94 Text and meaning cannot be precisely determined.

95 Frag. 118 Wimmer.

96 P. L. G.4 frag. 53.

97 In this game, drops of wine (λάταγες) were flung at a small figure balanced upon a lampstand, or into a basin; the arm of the thrower was bent in an affected manner (Hesych. s.v. ἀγκύλη); the sound of the splash was interpreted as a love omen.

98 Glees sung by guests at dinner-parties.

99 P. L. G.5 441; the quotation is incomplete.

100 T. G. F.2 569.

101 Aeschylus, T. G. F.2 114.

102 T. G. F.2 291.

103 See Athen. 134C (Eriphus), and cf. Aristoph.

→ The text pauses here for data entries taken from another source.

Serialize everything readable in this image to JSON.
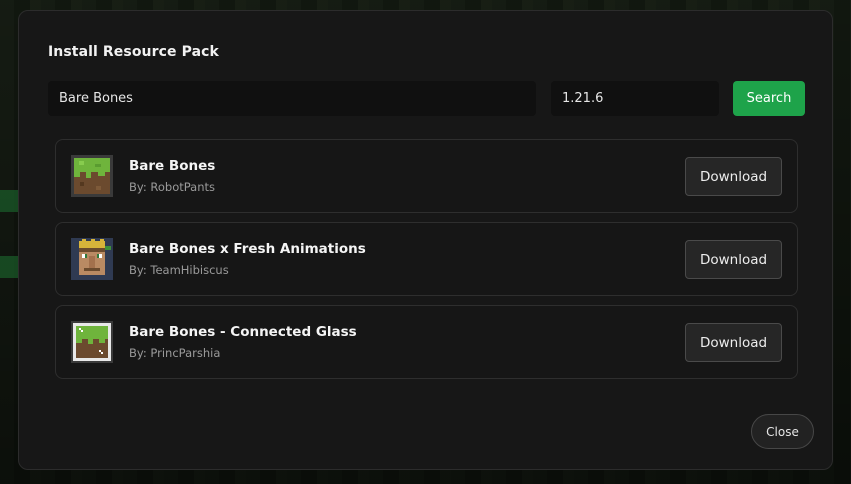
{
  "dialog": {
    "title": "Install Resource Pack",
    "search_value": "Bare Bones",
    "version_value": "1.21.6",
    "search_button": "Search",
    "close_button": "Close"
  },
  "results": [
    {
      "name": "Bare Bones",
      "author": "By: RobotPants",
      "icon": "grass-block-icon",
      "download": "Download"
    },
    {
      "name": "Bare Bones x Fresh Animations",
      "author": "By: TeamHibiscus",
      "icon": "villager-face-icon",
      "download": "Download"
    },
    {
      "name": "Bare Bones - Connected Glass",
      "author": "By: PrincParshia",
      "icon": "glass-grass-block-icon",
      "download": "Download"
    }
  ],
  "colors": {
    "accent": "#1ea34a",
    "dialog_bg": "#171717",
    "card_border": "#2e2e2e"
  }
}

Ran. 345 γόνυ . . . πάλλεται . . . ἱερᾶς ὑπὸ τιμᾶς, "the knees of the old men are all a‑quiver from this holy service" (of Dionysus).

104 P. L. G.4 frag. 11.

105 Athen 11F (vol. I p50).

106 Frag. 157 Rzach.

107 l. 477; the text of Athenaeus varies in details from the Theognidean MSS.

108 On Scythia as a wineless country see below, 441D.

109 T. G. F.2 31.

110 Frag. 22 Koepke, Athen. 22B.

111 Kock I.130.

112 Frag. 117 Wimmer.

113 Aelian, V. H. II.38, gives the age as thirty-five.

114 P. L. G.4 frag. 4.

115 P118 Rose.

116 The skins left over after the pressing of the wine.

117 Lit. "the race of ravens and of dogs."

118 Kock III.380, Athen. 443F.

119 Kock II.390.

120 P119 Rose.

Thayer's Note:

a The life and works of Antiphon are very thoroughly treated in Dobson's Greek Orators, chapter II.

Page updated: 1 Jul 13